_WHAT YOU NEED TO DO_
The answer must be every line from the entries below that includes "JSON".

_EXTRACTED ENTRIES_

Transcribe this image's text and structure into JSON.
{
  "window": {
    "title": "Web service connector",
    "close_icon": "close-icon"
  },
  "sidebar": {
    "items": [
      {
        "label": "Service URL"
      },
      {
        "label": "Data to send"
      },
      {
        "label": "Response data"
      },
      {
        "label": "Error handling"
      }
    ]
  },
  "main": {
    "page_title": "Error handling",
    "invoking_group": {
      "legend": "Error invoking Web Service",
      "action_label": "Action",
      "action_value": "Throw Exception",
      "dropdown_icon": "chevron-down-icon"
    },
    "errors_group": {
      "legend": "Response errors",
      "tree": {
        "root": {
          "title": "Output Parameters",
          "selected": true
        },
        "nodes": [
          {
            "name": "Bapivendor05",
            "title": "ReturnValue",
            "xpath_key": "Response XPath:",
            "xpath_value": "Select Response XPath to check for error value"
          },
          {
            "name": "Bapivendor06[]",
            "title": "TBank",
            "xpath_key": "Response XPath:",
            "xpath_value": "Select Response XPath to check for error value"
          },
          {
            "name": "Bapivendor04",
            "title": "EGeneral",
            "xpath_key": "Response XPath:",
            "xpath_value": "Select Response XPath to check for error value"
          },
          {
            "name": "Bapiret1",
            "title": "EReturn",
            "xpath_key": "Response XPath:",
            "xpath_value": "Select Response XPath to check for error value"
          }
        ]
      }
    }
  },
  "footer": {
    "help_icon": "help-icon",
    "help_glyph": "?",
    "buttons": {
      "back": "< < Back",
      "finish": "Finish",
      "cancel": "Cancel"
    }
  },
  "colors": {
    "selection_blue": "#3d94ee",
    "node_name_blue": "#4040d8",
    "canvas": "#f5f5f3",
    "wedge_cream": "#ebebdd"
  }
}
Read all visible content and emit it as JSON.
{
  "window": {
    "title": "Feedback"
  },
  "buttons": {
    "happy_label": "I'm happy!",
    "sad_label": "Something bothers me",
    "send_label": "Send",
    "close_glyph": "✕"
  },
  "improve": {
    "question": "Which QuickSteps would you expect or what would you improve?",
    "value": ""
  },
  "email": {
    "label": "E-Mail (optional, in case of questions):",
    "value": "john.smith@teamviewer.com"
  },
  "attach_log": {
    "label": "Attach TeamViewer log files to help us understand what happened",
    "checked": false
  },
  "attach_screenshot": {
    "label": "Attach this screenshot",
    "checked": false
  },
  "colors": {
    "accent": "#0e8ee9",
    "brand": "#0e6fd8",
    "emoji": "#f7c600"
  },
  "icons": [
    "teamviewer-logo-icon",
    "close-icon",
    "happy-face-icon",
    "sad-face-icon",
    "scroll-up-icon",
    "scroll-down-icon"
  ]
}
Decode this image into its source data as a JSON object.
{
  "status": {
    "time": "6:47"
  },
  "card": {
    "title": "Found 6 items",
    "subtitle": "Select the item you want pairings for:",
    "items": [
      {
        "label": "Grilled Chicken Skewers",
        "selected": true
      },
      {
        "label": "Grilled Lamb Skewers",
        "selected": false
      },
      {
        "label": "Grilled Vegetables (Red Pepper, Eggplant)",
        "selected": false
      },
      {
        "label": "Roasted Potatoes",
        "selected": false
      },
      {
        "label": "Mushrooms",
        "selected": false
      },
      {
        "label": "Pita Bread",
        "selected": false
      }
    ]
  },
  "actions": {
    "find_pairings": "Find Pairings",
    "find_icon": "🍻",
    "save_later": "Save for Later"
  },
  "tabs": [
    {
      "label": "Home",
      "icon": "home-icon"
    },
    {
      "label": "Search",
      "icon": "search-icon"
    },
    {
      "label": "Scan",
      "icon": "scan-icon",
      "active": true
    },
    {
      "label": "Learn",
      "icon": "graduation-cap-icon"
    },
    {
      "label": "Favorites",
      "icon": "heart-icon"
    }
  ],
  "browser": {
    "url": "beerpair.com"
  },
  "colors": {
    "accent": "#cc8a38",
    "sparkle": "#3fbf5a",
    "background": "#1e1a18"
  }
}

_ANSWER TO THE EXERCISE_
Transcribe this image's text and structure into JSON.
Read all visible content and emit it as JSON.
Decode this image into its source data as a JSON object.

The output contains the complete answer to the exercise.